Return, from the data that follows, each line that holds the word "Hole".

[Data entries]
=-=-=-=-=
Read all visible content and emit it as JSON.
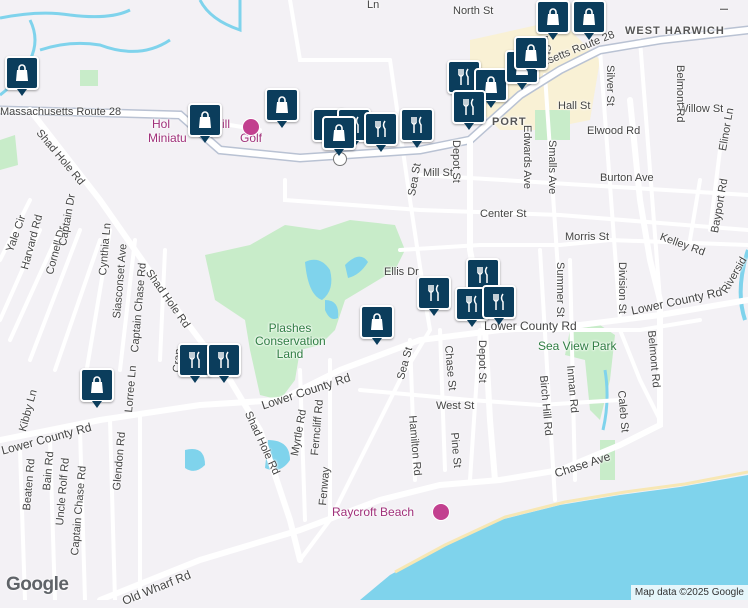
{
  "map": {
    "streets": {
      "north_st": "North St",
      "west_harwich": "WEST HARWICH",
      "mass_route_28_east": "Massachusetts Route 28",
      "mass_route_28_west": "Massachusetts Route 28",
      "hall_st": "Hall St",
      "willow_st": "Willow St",
      "elwood_rd": "Elwood Rd",
      "silver_st": "Silver St",
      "belmont_rd": "Belmont Rd",
      "shad_hole_rd_1": "Shad Hole Rd",
      "shad_hole_rd_2": "Shad Hole Rd",
      "shad_hole_rd_3": "Shad Hole Rd",
      "mill_st": "Mill St",
      "sea_st_1": "Sea St",
      "sea_st_2": "Sea St",
      "depot_st_1": "Depot St",
      "depot_st_2": "Depot St",
      "edwards_ave": "Edwards Ave",
      "smalls_ave": "Smalls Ave",
      "burton_ave": "Burton Ave",
      "elinor_ln": "Elinor Ln",
      "center_st": "Center St",
      "bayport_rd": "Bayport Rd",
      "kelley_rd": "Kelley Rd",
      "morris_st": "Morris St",
      "ellis_dr": "Ellis Dr",
      "summer_st": "Summer St",
      "division_st": "Division St",
      "lower_county_rd_1": "Lower County Rd",
      "lower_county_rd_2": "Lower County Rd",
      "lower_county_rd_3": "Lower County Rd",
      "lower_county_rd_4": "Lower County Rd",
      "riverside": "Riversid",
      "yale_cir": "Yale Cir",
      "harvard_rd": "Harvard Rd",
      "cornell_dr": "Cornell Dr",
      "captain_dr": "Captain Dr",
      "cynthia_ln": "Cynthia Ln",
      "siasconset_ave": "Siasconset Ave",
      "captain_chase_rd_1": "Captain Chase Rd",
      "captain_chase_rd_2": "Captain Chase Rd",
      "lorree_ln": "Lorree Ln",
      "kibby_ln": "Kibby Ln",
      "beaten_rd": "Beaten Rd",
      "bain_rd": "Bain Rd",
      "uncle_rolf_rd": "Uncle Rolf Rd",
      "glendon_rd": "Glendon Rd",
      "myrtle_rd": "Myrtle Rd",
      "ferncliff_rd": "Ferncliff Rd",
      "fenway": "Fenway",
      "hamilton_rd": "Hamilton Rd",
      "chase_st": "Chase St",
      "pine_st": "Pine St",
      "west_st": "West St",
      "birch_hill_rd": "Birch Hill Rd",
      "inman_rd": "Inman Rd",
      "caleb_st": "Caleb St",
      "chase_ave": "Chase Ave",
      "old_wharf_rd": "Old Wharf Rd",
      "port_fragment": "PORT",
      "n_fragment": "n St",
      "ln_fragment": "Ln",
      "cran_fragment": "Cran",
      "l_fragment": "l"
    },
    "parks": {
      "plashes": "Plashes Conservation Land",
      "sea_view": "Sea View Park"
    },
    "pois": {
      "raycroft_beach": "Raycroft Beach",
      "mini_golf_a": "Hol",
      "mini_golf_b": "ill",
      "mini_golf_c": "Miniatu",
      "mini_golf_d": "Golf"
    },
    "attribution": "Map data ©2025 Google",
    "logo": "Google",
    "colors": {
      "land": "#f3f1f5",
      "water": "#7fd3ec",
      "park": "#c8ecc9",
      "road": "#ffffff",
      "major_road": "#b9c2d3",
      "marker": "#0b3d5c",
      "highlight": "#fbf1c7"
    },
    "marker_icons": [
      "shopping-bag-icon",
      "fork-knife-icon"
    ]
  }
}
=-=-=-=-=
### Exercise solution
      "shad_hole_rd_1": "Shad Hole Rd",
      "shad_hole_rd_2": "Shad Hole Rd",
      "shad_hole_rd_3": "Shad Hole Rd",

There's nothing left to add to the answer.